    NEW YORK (AP) — Stocks fell sharply in morning trading Tuesday as worries deepened about Europe's debt crisis and the weak U.S. economy. The yield on the 10-year Treasury note fell and gold rose as investors sought safety.

    An hour after the opening bell, the Dow was down 274 points, or 2.4 percent, to 10,961. All 30 stocks that make up the Dow average fell.

    The S&P 500 lost 30, or 2.6 percent, to 1,143. The Nasdaq composite fell 56, or 2.3 percent, to 2,424.

  • Obama halts controversial EPA regulation

    WASHINGTON (AP) — President Barack Obama is sacking a controversial proposed regulation tightening government smog standards, bowing to the demands of congressional Republicans and some business leaders.

    In a statement Friday, Obama said he had ordered Environmental Protection Agency administrator Lisa Jackson to withdraw the proposal, in part because of the importance of reducing regulatory burdens and uncertainty for businesses at a time of rampant uncertainty about an unsteady economy.

    The announcement came shortly after a new government report on private sector employment report showed that businesses essentially added no new jobs last month — and that the jobless rate remained stuck at a historically high 9.1 percent.

  • Employers add no net jobs in Aug.; first time since 1945

    WASHINGTON (AP) — Employers stopped adding jobs in August, an alarming setback for an economy that has struggled to grow and might be at risk of another recession.

    It was the weakest jobs report since September 2010. The unemployment rate remained at 9.1 percent.

    Stock futures plunged on the news. In the 15 minutes after the report was released, Dow futures fell 94 points, from 11,401 to 11,318.
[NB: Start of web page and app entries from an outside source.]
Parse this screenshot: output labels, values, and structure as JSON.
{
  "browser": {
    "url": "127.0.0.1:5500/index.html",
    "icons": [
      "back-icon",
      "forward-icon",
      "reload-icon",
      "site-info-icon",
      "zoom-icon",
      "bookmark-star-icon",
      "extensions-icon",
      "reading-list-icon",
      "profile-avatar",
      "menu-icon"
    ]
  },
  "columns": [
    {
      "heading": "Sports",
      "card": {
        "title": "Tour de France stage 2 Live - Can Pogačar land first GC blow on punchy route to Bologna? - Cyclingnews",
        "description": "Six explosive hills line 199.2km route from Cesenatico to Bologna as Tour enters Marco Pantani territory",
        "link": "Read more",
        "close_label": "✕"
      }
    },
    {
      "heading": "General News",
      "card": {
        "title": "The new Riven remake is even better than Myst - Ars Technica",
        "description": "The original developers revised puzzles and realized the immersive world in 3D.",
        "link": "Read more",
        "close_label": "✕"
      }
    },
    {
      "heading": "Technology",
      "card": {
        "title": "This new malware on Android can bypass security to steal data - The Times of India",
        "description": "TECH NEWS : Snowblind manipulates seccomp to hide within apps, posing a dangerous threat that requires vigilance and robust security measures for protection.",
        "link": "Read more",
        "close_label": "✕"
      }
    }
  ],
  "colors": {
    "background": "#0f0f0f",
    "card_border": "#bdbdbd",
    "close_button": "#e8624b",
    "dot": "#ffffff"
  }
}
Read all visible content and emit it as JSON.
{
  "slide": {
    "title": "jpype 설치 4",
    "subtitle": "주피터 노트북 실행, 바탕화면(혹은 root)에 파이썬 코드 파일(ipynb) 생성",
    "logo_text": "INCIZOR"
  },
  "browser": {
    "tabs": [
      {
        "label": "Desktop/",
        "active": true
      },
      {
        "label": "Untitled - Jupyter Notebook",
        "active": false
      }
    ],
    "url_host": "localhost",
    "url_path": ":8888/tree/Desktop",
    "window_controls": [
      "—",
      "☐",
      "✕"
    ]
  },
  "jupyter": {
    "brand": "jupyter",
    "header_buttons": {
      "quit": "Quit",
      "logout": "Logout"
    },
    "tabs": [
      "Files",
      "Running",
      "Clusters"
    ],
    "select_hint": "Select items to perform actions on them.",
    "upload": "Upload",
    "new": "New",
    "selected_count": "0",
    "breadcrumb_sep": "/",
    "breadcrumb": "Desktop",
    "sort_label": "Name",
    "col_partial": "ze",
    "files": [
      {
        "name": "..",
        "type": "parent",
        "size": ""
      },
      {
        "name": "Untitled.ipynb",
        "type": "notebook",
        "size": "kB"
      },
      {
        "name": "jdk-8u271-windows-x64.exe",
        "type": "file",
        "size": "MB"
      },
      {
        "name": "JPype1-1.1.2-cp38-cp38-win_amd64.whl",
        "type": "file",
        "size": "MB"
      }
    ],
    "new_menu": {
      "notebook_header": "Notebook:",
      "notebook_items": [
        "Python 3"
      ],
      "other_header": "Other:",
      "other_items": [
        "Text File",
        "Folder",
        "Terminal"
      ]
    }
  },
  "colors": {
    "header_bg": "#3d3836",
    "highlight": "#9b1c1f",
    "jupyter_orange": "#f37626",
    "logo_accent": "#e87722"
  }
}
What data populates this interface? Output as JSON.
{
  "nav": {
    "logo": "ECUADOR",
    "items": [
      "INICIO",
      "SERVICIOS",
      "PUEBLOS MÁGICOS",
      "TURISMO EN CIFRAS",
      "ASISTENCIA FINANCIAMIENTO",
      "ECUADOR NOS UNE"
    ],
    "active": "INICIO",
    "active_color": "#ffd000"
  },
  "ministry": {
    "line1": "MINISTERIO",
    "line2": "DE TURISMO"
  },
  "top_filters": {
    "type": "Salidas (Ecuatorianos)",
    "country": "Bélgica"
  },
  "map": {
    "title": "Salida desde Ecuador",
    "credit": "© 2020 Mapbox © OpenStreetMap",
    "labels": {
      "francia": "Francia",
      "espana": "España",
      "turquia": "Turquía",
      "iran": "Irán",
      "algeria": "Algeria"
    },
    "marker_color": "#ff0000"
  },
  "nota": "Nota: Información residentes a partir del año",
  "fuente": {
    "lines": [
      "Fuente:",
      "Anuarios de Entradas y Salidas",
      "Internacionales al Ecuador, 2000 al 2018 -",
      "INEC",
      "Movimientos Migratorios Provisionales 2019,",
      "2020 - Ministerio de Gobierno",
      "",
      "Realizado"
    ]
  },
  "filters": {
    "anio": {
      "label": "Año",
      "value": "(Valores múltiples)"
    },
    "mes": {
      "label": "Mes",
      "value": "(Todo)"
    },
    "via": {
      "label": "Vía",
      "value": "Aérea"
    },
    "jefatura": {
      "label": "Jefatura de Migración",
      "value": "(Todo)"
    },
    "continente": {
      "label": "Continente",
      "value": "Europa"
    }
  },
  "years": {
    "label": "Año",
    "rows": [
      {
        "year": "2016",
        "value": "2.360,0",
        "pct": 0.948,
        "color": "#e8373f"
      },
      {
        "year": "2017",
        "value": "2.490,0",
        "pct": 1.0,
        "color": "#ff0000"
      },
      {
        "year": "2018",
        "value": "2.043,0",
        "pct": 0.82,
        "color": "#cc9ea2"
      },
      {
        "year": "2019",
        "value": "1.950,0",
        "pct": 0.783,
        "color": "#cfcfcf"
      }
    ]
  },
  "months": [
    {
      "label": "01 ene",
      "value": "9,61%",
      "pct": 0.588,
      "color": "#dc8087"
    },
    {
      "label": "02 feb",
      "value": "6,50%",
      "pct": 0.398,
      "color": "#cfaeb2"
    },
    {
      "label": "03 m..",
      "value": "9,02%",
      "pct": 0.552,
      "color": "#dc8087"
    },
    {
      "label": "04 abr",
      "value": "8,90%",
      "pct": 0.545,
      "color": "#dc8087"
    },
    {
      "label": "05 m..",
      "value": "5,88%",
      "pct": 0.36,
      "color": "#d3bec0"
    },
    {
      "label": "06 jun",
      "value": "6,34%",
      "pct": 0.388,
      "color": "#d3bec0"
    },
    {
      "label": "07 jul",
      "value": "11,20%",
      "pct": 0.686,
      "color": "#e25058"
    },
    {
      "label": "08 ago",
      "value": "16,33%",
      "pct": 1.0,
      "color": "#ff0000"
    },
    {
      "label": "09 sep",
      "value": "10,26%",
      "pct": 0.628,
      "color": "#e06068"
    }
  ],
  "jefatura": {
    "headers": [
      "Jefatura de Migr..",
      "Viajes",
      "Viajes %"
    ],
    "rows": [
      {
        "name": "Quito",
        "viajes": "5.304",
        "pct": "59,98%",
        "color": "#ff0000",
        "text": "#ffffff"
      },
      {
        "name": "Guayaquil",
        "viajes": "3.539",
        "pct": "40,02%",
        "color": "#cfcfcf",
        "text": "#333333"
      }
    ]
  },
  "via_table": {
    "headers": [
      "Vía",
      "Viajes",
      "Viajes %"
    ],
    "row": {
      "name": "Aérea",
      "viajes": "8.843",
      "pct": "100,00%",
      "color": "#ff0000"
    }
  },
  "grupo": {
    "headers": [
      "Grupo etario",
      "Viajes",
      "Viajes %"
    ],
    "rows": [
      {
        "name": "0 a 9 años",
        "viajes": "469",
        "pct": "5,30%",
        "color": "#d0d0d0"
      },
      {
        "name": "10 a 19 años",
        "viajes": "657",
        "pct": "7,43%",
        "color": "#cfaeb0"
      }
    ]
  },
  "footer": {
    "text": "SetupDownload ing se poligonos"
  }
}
    A strike by 45,000 Verizon workers lowered the job totals. Those workers are now back on the job.

    The weakness in employment was underscored by revisions to the jobs data for June and July. Collectively, those figures were lowered to show 57,000 fewer jobs added. The downward revisions were all in government jobs.

  • Government sues to block AT&T, T-Mobile merger

    WASHINGTON (AP) — The Justice Department filed suit Wednesday to block AT&T's $39 billion deal to buy T-Mobile USA on grounds that it would raise prices for consumers.

    The government contends that the acquisition of the No. 4 wireless carrier in the country by No. 2 AT&T would reduce competition.

    At a news conference, Deputy Attorney General James Cole said the combination would result in "tens of millions of consumers all across the United States facing higher prices, fewer choices and lower quality products for mobile wireless services."

    The lawsuit seeks to ensure that everyone can continue to receive the benefits of competition, said Cole.

  • Biz consultant rates Los Alamos

    The first thing that struck a business consultant visiting Los Alamos recently was that the town has “huge potential.”
    “I already knew that this is a community with many professional people and many highly educated people with strong incomes,” said Jon Schallert of The Schallert Group in Colorado. “I think the biggest challenge is that the business people here aren’t hungry like most of the rest of the country. I found many of the businesses doing ok — not thriving but not starving — so many are complacent and not doing the cutting edge kinds of marketing technologies that most of the country is doing.”